It was getting dark when we returned to the little house we were staying in, in the Honduran rainforest. We were supposed to be staying in a campsite but there was a problem with our booking so we had to stay in a village for a night. We were lucky to be given comfy beds but the only thing was that the walls were covered. There were cockroaches everywhere. Over the walls, over the ceiling. They were dropping into our beds.
We left the lights on. Like Frodo, the big spider and the Light of Earendil, we hoped the light would make the roaches shrink away in fear, after all they had waited until the sun set before making their move. Perhaps it limited their number but they didn’t surrender. My friend took evasive action, dressing in her fitted thermals and putting her mosquito net hat on so that she had a barrier against the bugs.
As one of our number started to squash them, the mother of all roaches charged across the ceiling in his direction. It was as if it knew and was defending its kin.
I can’t say I was happy about our companions. It was hard to sleep when you could hear them hitting the beds and we couldn’t anticipate their next move. What would they do when we fell asleep? But it wasn’t the end of the world, I knew we had the upper hand. Then the spider appeared. Its body was the size and shape of a peanut shell. It was huge. Someone was going to have to get rid of that one.
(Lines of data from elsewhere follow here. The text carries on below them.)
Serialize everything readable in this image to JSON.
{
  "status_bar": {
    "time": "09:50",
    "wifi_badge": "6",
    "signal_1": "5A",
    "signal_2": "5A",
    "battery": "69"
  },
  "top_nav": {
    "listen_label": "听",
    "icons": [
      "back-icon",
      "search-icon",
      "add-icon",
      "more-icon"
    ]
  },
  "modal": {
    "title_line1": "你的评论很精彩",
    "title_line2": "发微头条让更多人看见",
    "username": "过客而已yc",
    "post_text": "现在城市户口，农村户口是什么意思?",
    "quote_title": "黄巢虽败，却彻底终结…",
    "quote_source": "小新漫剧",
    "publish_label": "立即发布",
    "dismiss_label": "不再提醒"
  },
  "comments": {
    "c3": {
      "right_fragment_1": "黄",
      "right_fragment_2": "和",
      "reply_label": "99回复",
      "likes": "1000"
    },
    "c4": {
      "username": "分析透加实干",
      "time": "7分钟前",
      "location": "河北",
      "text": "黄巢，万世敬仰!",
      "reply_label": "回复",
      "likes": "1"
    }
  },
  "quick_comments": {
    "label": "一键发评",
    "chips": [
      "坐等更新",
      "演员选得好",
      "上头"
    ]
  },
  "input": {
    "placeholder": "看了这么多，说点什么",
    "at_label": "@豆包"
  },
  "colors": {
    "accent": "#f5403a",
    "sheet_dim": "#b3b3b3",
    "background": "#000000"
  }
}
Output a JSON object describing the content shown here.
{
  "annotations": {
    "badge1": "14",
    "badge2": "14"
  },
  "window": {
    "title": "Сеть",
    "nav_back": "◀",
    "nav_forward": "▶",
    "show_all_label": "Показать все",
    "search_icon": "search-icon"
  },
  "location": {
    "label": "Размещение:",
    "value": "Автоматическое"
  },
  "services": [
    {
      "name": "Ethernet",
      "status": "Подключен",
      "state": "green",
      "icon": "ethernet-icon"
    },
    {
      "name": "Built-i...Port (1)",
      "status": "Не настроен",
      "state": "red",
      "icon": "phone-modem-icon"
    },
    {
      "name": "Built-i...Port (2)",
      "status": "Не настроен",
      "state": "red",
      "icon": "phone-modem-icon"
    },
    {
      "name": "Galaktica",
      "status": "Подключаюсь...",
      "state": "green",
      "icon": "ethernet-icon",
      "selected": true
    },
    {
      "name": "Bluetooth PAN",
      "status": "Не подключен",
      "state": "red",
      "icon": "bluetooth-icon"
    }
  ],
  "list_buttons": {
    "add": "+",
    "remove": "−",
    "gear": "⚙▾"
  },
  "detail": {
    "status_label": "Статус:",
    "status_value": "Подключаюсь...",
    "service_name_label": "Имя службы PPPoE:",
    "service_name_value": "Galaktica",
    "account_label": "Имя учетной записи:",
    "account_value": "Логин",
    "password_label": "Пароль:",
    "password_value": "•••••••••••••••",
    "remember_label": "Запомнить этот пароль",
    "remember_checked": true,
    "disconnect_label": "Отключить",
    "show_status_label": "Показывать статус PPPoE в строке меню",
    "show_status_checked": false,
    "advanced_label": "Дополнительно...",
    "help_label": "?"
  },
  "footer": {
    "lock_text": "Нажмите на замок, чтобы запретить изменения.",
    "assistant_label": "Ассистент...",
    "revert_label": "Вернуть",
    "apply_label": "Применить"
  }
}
Before we knew it, it was morning. We hadn’t let them stop us. We hadn’t let them deprive us of sleep. By the time we awoke, they had gone into hiding. There were traces; the odd movement here and there that proved we hadn’t been dreaming. Although we couldn’t see them, we knew that they were still there.
Read more about my wildlife encounters here: Do bears like Californian beaches?